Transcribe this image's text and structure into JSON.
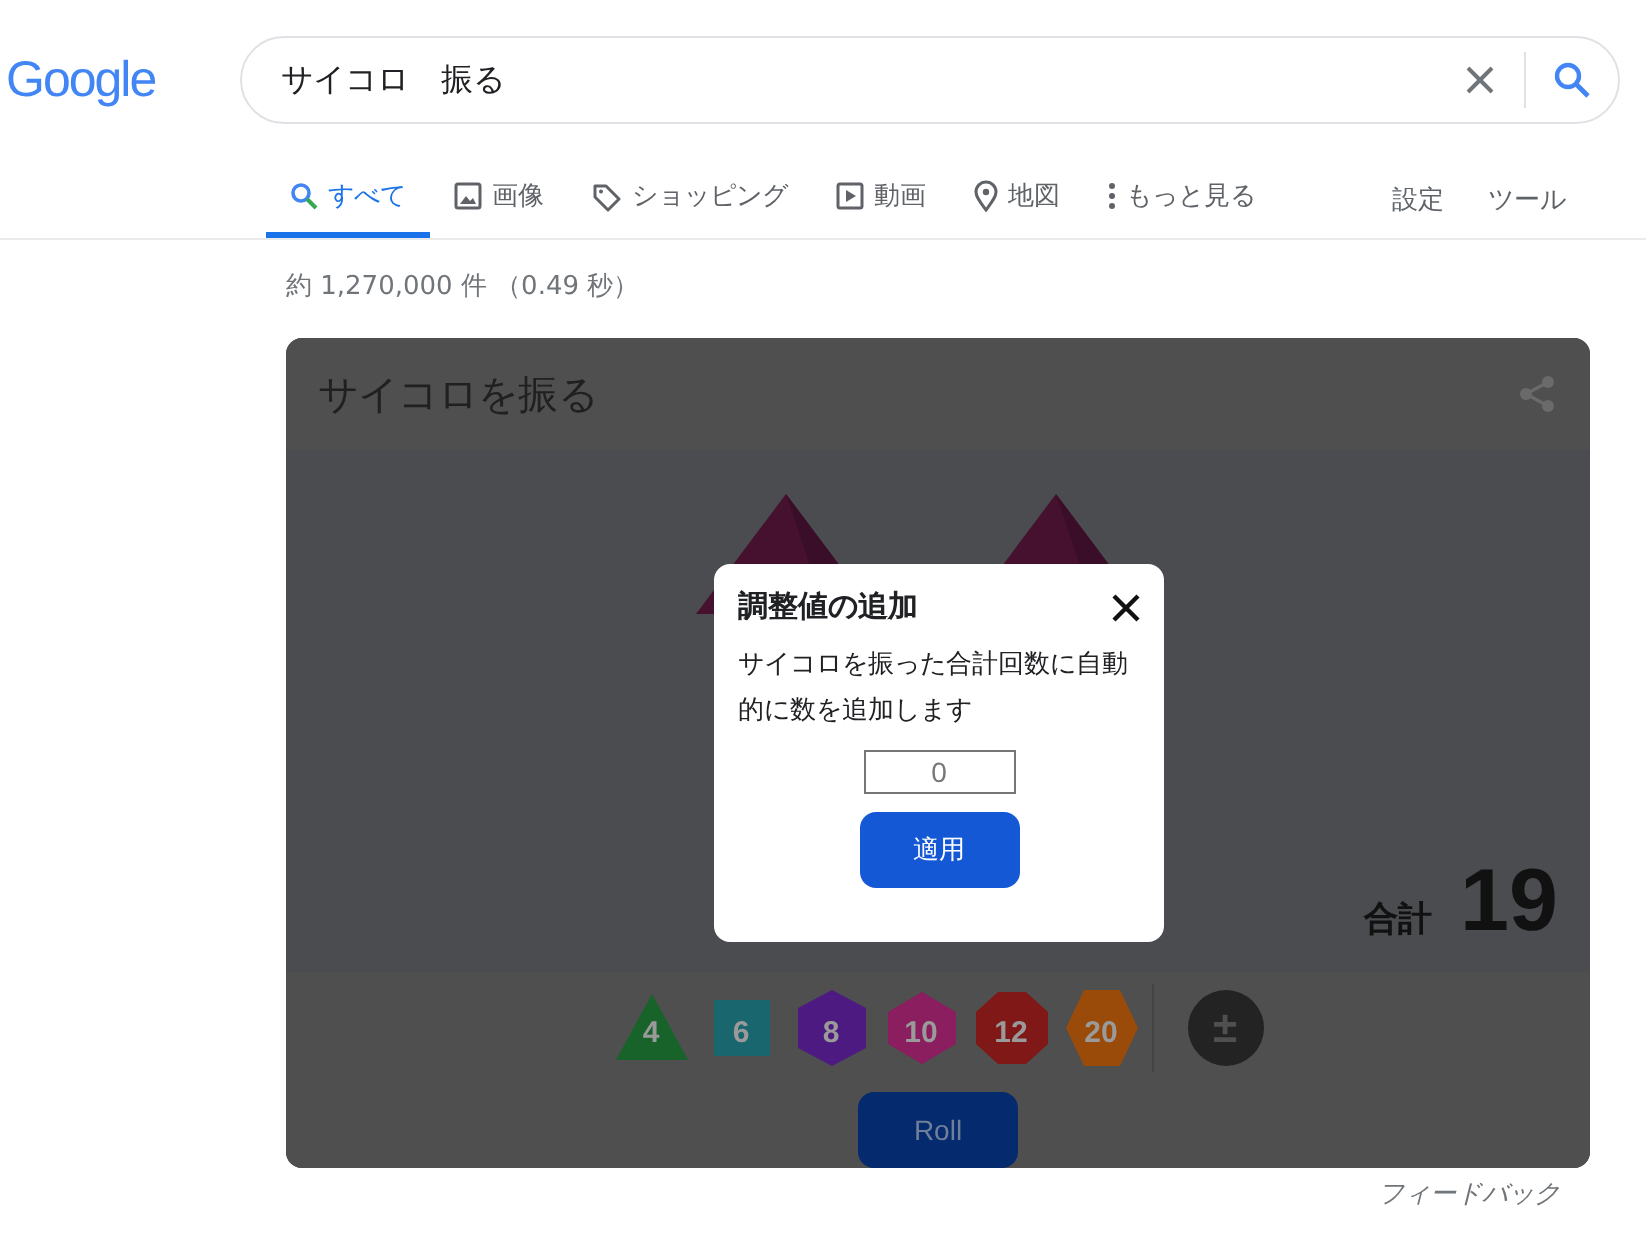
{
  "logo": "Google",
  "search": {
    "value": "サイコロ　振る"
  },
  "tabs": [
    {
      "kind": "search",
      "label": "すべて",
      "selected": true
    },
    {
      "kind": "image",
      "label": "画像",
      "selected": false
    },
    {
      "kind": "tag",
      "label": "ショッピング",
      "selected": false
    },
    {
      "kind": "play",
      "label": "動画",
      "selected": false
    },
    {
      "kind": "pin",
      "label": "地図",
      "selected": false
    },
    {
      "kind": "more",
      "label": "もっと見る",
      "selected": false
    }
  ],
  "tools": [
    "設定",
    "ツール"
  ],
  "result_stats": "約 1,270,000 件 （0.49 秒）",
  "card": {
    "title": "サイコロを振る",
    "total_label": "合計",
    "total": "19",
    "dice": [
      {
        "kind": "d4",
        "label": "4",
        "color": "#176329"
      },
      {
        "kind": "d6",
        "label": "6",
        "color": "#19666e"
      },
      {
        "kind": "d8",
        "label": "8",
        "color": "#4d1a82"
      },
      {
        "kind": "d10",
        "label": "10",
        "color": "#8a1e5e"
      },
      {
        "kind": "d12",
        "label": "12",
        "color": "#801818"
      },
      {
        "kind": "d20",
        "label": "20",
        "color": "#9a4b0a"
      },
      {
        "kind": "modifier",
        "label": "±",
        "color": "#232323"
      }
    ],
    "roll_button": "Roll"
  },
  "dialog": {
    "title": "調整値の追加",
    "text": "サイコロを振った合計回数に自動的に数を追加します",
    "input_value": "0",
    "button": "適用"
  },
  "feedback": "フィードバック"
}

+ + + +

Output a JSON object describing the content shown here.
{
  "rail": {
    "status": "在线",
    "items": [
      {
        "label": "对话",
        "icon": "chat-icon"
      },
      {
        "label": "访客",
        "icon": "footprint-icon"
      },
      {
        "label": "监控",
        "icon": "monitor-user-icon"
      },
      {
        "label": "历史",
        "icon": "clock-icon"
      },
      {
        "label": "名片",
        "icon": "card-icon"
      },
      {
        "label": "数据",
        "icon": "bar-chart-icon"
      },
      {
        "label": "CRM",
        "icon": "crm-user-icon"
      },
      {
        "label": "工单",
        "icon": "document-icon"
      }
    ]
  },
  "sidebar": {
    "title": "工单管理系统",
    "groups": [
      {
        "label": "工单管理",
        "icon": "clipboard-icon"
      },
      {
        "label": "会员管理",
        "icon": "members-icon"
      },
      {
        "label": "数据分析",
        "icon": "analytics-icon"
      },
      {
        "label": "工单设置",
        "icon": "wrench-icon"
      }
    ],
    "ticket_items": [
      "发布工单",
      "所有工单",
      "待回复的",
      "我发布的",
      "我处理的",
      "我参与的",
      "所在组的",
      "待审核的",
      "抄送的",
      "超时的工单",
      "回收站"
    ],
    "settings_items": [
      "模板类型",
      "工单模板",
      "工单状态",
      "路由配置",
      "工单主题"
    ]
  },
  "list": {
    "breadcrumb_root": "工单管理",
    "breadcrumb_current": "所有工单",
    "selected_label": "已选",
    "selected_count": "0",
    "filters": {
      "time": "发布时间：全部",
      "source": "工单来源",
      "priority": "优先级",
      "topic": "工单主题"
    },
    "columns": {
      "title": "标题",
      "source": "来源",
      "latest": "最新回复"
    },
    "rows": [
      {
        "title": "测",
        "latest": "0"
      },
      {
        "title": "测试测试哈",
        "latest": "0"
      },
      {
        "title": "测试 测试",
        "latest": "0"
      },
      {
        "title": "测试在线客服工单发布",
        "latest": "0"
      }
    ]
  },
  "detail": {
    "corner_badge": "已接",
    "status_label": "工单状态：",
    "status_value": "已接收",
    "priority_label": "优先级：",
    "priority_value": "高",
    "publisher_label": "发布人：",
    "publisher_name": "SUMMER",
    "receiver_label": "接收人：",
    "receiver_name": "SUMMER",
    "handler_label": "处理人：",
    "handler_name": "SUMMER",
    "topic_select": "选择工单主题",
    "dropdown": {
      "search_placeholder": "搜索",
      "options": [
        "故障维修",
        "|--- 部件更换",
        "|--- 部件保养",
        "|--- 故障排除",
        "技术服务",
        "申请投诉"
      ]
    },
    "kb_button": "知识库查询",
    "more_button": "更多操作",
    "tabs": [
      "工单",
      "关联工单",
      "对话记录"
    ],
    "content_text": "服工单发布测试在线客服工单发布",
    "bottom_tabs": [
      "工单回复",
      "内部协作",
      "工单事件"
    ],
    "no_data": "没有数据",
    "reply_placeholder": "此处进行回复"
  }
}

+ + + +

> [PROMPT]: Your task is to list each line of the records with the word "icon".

> [OUTPUT FOR THIS EXERCISE]:
        "icon": "chat-icon"
        "icon": "footprint-icon"
        "icon": "monitor-user-icon"
        "icon": "clock-icon"
        "icon": "card-icon"
        "icon": "bar-chart-icon"
        "icon": "crm-user-icon"
        "icon": "document-icon"
        "icon": "clipboard-icon"
        "icon": "members-icon"
        "icon": "analytics-icon"
        "icon": "wrench-icon"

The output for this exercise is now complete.